Directions » Return the number of lines below that contain "this"; nothing else belongs in the reply.

Provided data »
-*-*-

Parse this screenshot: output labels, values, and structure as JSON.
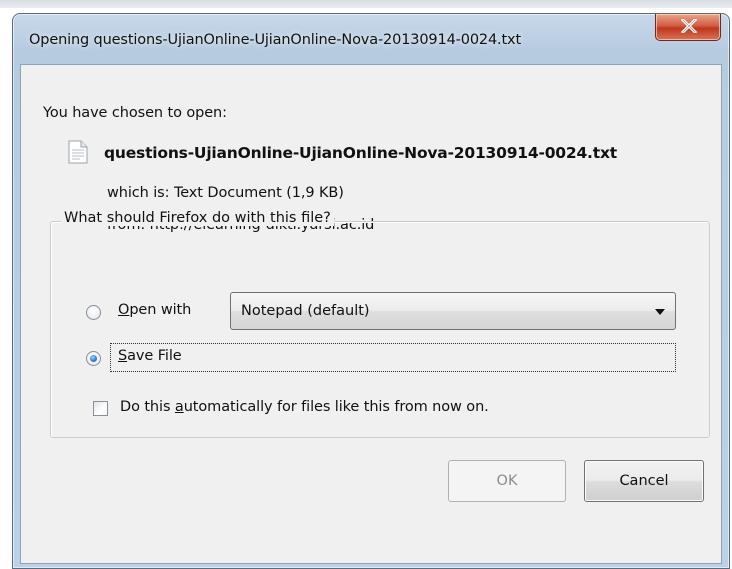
{
  "dialog": {
    "title": "Opening questions-UjianOnline-UjianOnline-Nova-20130914-0024.txt",
    "intro": "You have chosen to open:",
    "filename": "questions-UjianOnline-UjianOnline-Nova-20130914-0024.txt",
    "which_label": "which is:",
    "which_value": "Text Document (1,9 KB)",
    "from_label": "from:",
    "from_value": "http://elearning-dikti.yarsi.ac.id",
    "close_icon": "close-x-icon",
    "file_icon": "text-document-icon"
  },
  "action_group": {
    "legend": "What should Firefox do with this file?",
    "open_with": {
      "mnemonic": "O",
      "rest": "pen with",
      "selected": false,
      "app_selected": "Notepad (default)"
    },
    "save_file": {
      "mnemonic": "S",
      "rest": "ave File",
      "selected": true
    },
    "auto_checkbox": {
      "before": "Do this ",
      "mnemonic": "a",
      "after": "utomatically for files like this from now on.",
      "checked": false
    }
  },
  "buttons": {
    "ok": "OK",
    "cancel": "Cancel"
  },
  "colors": {
    "titlebar": "#bcd0e6",
    "close_button": "#c7432a",
    "client_bg": "#f0f0f0",
    "radio_dot": "#2c79d0"
  }
}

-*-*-

Exercise solution » 4